(Beginning of Source material)
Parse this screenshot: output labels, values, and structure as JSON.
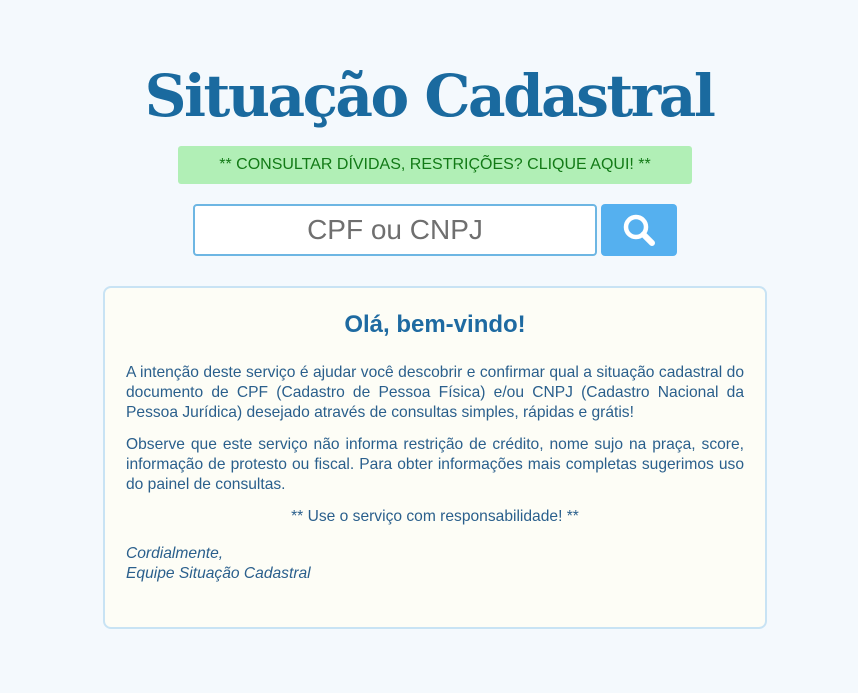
{
  "header": {
    "title": "Situação Cadastral",
    "promo_text": "** CONSULTAR DÍVIDAS, RESTRIÇÕES? CLIQUE AQUI! **"
  },
  "search": {
    "placeholder": "CPF ou CNPJ",
    "value": "",
    "button_icon": "search-icon"
  },
  "welcome": {
    "heading": "Olá, bem-vindo!",
    "paragraph_1": "A intenção deste serviço é ajudar você descobrir e confirmar qual a situação cadastral do documento de CPF (Cadastro de Pessoa Física) e/ou CNPJ (Cadastro Nacional da Pessoa Jurídica) desejado através de consultas simples, rápidas e grátis!",
    "paragraph_2": "Observe que este serviço não informa restrição de crédito, nome sujo na praça, score, informação de protesto ou fiscal. Para obter informações mais completas sugerimos uso do painel de consultas.",
    "note": "** Use o serviço com responsabilidade! **",
    "signoff_line_1": "Cordialmente,",
    "signoff_line_2": "Equipe Situação Cadastral"
  },
  "colors": {
    "background": "#f4f9fd",
    "title": "#1a6a9f",
    "promo_background": "#b1efb6",
    "promo_text": "#127a16",
    "search_border": "#6db6e3",
    "search_button": "#55b0ef",
    "card_background": "#fdfdf6",
    "card_border": "#c8e3f4",
    "body_text": "#2a5f8c"
  }
}
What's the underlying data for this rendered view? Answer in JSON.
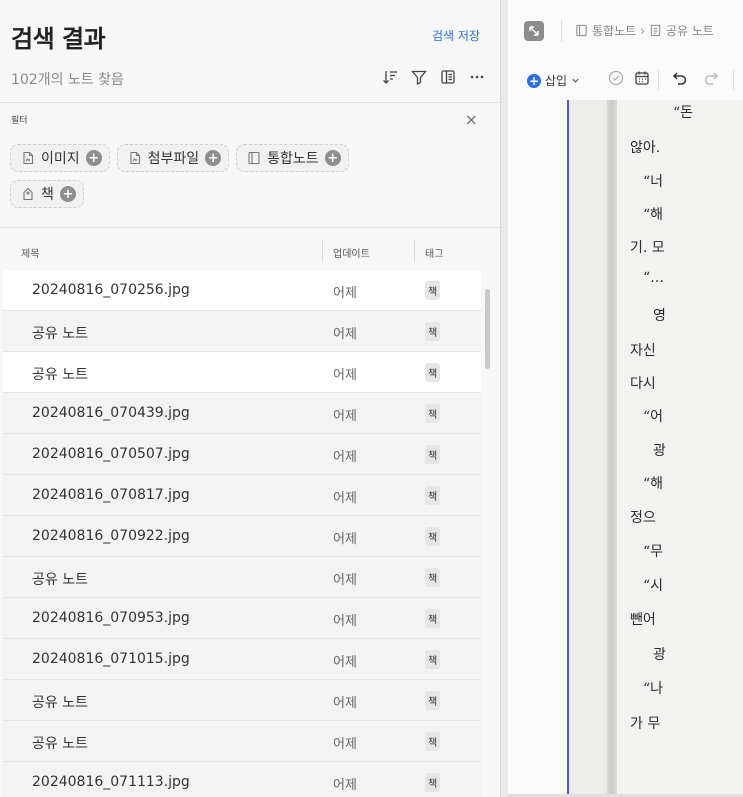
{
  "header": {
    "title": "검색 결과",
    "save_search": "검색 저장",
    "count_text": "102개의 노트 찾음"
  },
  "filter": {
    "label": "필터",
    "close": "×",
    "chips": [
      {
        "label": "이미지",
        "icon": "image-icon"
      },
      {
        "label": "첨부파일",
        "icon": "attachment-icon"
      },
      {
        "label": "통합노트",
        "icon": "notebook-stack-icon"
      },
      {
        "label": "책",
        "icon": "tag-icon"
      }
    ]
  },
  "table": {
    "columns": [
      "제목",
      "업데이트",
      "태그"
    ],
    "rows": [
      {
        "name": "20240816_070256.jpg",
        "date": "어제",
        "tag": "책",
        "highlight": true
      },
      {
        "name": "공유 노트",
        "date": "어제",
        "tag": "책",
        "highlight": false
      },
      {
        "name": "공유 노트",
        "date": "어제",
        "tag": "책",
        "highlight": true
      },
      {
        "name": "20240816_070439.jpg",
        "date": "어제",
        "tag": "책",
        "highlight": false
      },
      {
        "name": "20240816_070507.jpg",
        "date": "어제",
        "tag": "책",
        "highlight": false
      },
      {
        "name": "20240816_070817.jpg",
        "date": "어제",
        "tag": "책",
        "highlight": false
      },
      {
        "name": "20240816_070922.jpg",
        "date": "어제",
        "tag": "책",
        "highlight": false
      },
      {
        "name": "공유 노트",
        "date": "어제",
        "tag": "책",
        "highlight": false
      },
      {
        "name": "20240816_070953.jpg",
        "date": "어제",
        "tag": "책",
        "highlight": false
      },
      {
        "name": "20240816_071015.jpg",
        "date": "어제",
        "tag": "책",
        "highlight": false
      },
      {
        "name": "공유 노트",
        "date": "어제",
        "tag": "책",
        "highlight": false
      },
      {
        "name": "공유 노트",
        "date": "어제",
        "tag": "책",
        "highlight": false
      },
      {
        "name": "20240816_071113.jpg",
        "date": "어제",
        "tag": "책",
        "highlight": false
      }
    ]
  },
  "editor": {
    "breadcrumb": [
      "통합노트",
      "공유 노트"
    ],
    "breadcrumb_sep": "›",
    "insert_label": "삽입",
    "book_lines": [
      "“돈",
      "않아.",
      "“너",
      "“해",
      "기. 모",
      "“…",
      "영",
      "자신",
      "다시",
      "“어",
      "광",
      "“해",
      "정으",
      "“무",
      "“시",
      "뺀어",
      "광",
      "“나",
      "가 무"
    ]
  },
  "colors": {
    "accent": "#2a6ef3",
    "selection_border": "#5a4ff0"
  }
}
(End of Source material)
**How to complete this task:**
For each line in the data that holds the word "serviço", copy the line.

**Answer box:**
    "paragraph_1": "A intenção deste serviço é ajudar você descobrir e confirmar qual a situação cadastral do documento de CPF (Cadastro de Pessoa Física) e/ou CNPJ (Cadastro Nacional da Pessoa Jurídica) desejado através de consultas simples, rápidas e grátis!",
    "paragraph_2": "Observe que este serviço não informa restrição de crédito, nome sujo na praça, score, informação de protesto ou fiscal. Para obter informações mais completas sugerimos uso do painel de consultas.",
    "note": "** Use o serviço com responsabilidade! **",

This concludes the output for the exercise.